formerly a wage slave said...

The anthropologist Robin Dunbar makes the following claim in his "Grooming, Gossip and the Evolution of Language" (Faber and Faber 1996, 2004, p. 122):
"Even allowing a minimal shoulder-to-shoulder distance of six inches, a circle five foot in diameter would place would place an upper limit of about seven on the number of people who can hear what a speaker is saying." He goes on to note that as background noise and distance increase, the number of people who can actually hear the speaker decreases.
Having taught philosophy before I read that, I concluded after the fact that the difficulty of having a discussion was as much due to the problem of group size as to any lack of interest among class members.

I don't know about the Communist Manifesto, but I did recently purchase "Capital" Volume One, which i've never owned and never read.

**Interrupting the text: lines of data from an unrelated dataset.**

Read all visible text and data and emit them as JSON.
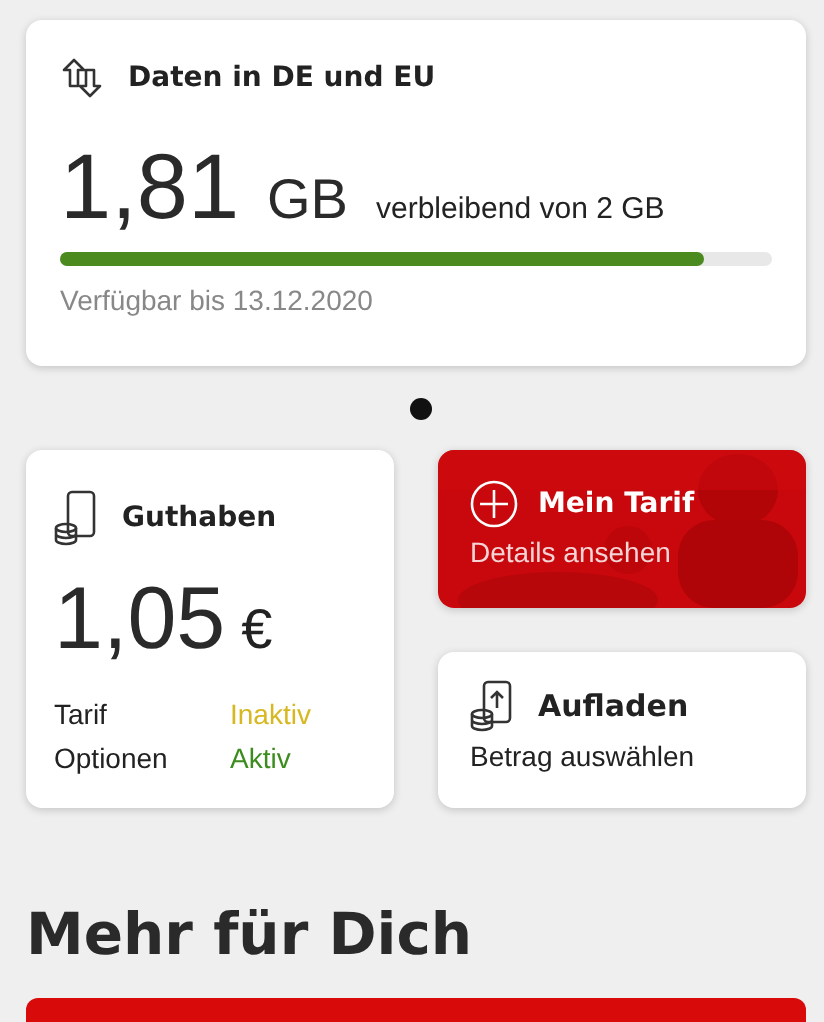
{
  "data_card": {
    "title": "Daten in DE und EU",
    "amount": "1,81",
    "unit": "GB",
    "remaining": "verbleibend von 2 GB",
    "level": 0.905,
    "valid_until": "Verfügbar bis 13.12.2020"
  },
  "pager": [
    {
      "selected": true
    }
  ],
  "balance_card": {
    "title": "Guthaben",
    "amount": "1,05",
    "currency": "€",
    "rows": [
      {
        "label": "Tarif",
        "status": "Inaktiv",
        "color": "#d8b820"
      },
      {
        "label": "Optionen",
        "status": "Aktiv",
        "color": "#3d8c1e"
      }
    ]
  },
  "tariff_card": {
    "title": "Mein Tarif",
    "subtitle": "Details ansehen"
  },
  "topup_card": {
    "title": "Aufladen",
    "subtitle": "Betrag auswählen"
  },
  "section_title": "Mehr für Dich"
}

I am an unemployed Ph.D. (Philosophy) who spent thirteen years working outside of the USA. (I apologize if I've said that before.) --It sounds to me like the beginning of my entry for the website "wearethe99percent"....

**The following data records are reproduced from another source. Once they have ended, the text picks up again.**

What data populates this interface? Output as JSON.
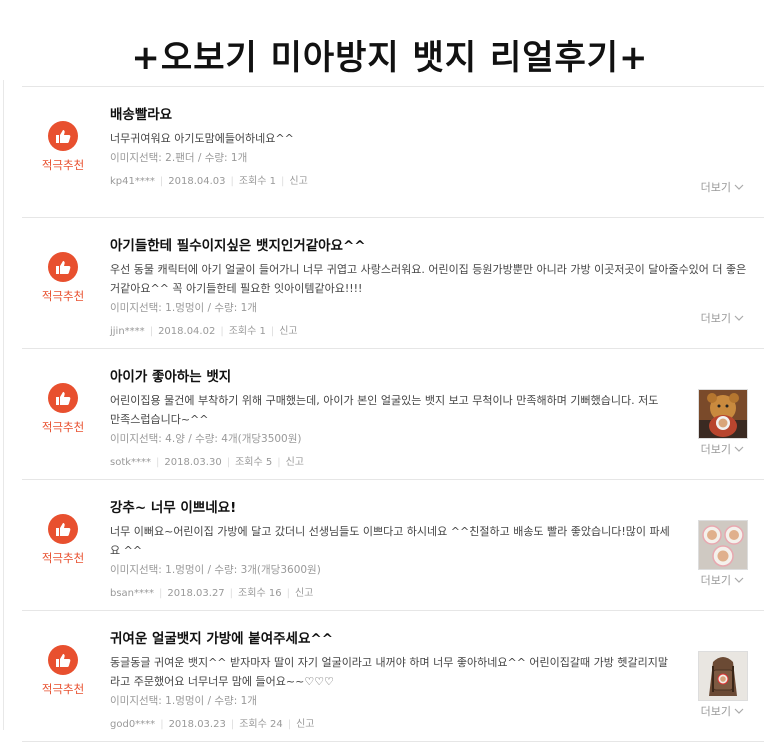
{
  "page": {
    "title": "+오보기 미아방지 뱃지 리얼후기+"
  },
  "labels": {
    "more": "더보기",
    "report": "신고"
  },
  "reviews": [
    {
      "badge": "적극추천",
      "title": "배송빨라요",
      "text": "너무귀여워요 아기도맘에들어하네요^^",
      "option": "이미지선택: 2.팬더 / 수량: 1개",
      "author": "kp41****",
      "date": "2018.04.03",
      "views": "조회수 1",
      "report": "신고",
      "has_photo": false
    },
    {
      "badge": "적극추천",
      "title": "아기들한테 필수이지싶은 뱃지인거같아요^^",
      "text": "우선 동물 캐릭터에 아기 얼굴이 들어가니 너무 귀엽고 사랑스러워요. 어린이집 등원가방뿐만 아니라 가방 이곳저곳이 달아줄수있어 더 좋은거같아요^^ 꼭 아기들한테 필요한 잇아이템같아요!!!!",
      "option": "이미지선택: 1.멍멍이 / 수량: 1개",
      "author": "jjin****",
      "date": "2018.04.02",
      "views": "조회수 1",
      "report": "신고",
      "has_photo": false
    },
    {
      "badge": "적극추천",
      "title": "아이가 좋아하는 뱃지",
      "text": "어린이집용 물건에 부착하기 위해 구매했는데, 아이가 본인 얼굴있는 뱃지 보고 무척이나 만족해하며 기뻐했습니다. 저도 만족스럽습니다~^^",
      "option": "이미지선택: 4.양 / 수량: 4개(개당3500원)",
      "author": "sotk****",
      "date": "2018.03.30",
      "views": "조회수 5",
      "report": "신고",
      "has_photo": true,
      "photo_icon": "bear-doll-photo-icon"
    },
    {
      "badge": "적극추천",
      "title": "강추~ 너무 이쁘네요!",
      "text": "너무 이뻐요~어린이집 가방에 달고 갔더니 선생님들도 이쁘다고 하시네요 ^^친절하고 배송도 빨라 좋았습니다!많이 파세요 ^^",
      "option": "이미지선택: 1.멍멍이 / 수량: 3개(개당3600원)",
      "author": "bsan****",
      "date": "2018.03.27",
      "views": "조회수 16",
      "report": "신고",
      "has_photo": true,
      "photo_icon": "badges-photo-icon"
    },
    {
      "badge": "적극추천",
      "title": "귀여운 얼굴뱃지 가방에 붙여주세요^^",
      "text": "동글동글 귀여운 뱃지^^ 받자마자 딸이 자기 얼굴이라고 내꺼야 하며 너무 좋아하네요^^ 어린이집갈때 가방 헷갈리지말라고 주문했어요 너무너무 맘에 들어요~~♡♡♡",
      "option": "이미지선택: 1.멍멍이 / 수량: 1개",
      "author": "god0****",
      "date": "2018.03.23",
      "views": "조회수 24",
      "report": "신고",
      "has_photo": true,
      "photo_icon": "backpack-photo-icon"
    }
  ]
}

mw said...

The whole of Marx is on line, so sales on Amazon are unlikely to reflect interest..., eg

While I am not a marxist myself, I recommend

as the closest approximation in Marx to the current situation in the US..

formerly a wage slave said...

About buying through Amazon: does everyone in the USA have a credit card? About reading Marx online: does everyone in the USA have the Internet? (I certainly know a postal worker who doesn't, and the guy who comes to give my elderly father a shower doesn't have the internet, nor, I believe, does the nurse who visits him once a week to take his vitals.)

Robert Paul Wolff said...

America is increasingly two worlds, and the clued in world, with internet, credit, and all the rest [FaceBook, Twitter, whatever] rarely actually talks with the world that does not. It is just one of many, many reasons why truly progressive mobilizing is so difficult.

Just as an example: only 30% of adults over 25 have college degrees, and yet the public discourse assumes that everyone does.

formerly a wage slave said...

Bob (If I may), I know you said this before about the small number of people who actually have college degrees. And you are right to repeat it. I've mentioned it to people and they were surprised--hence the accuracy of your observation about what public discourse presumes.
Anyway, thank you for pointing it out, because though it is (in one way) a small thing, it helps me frame things.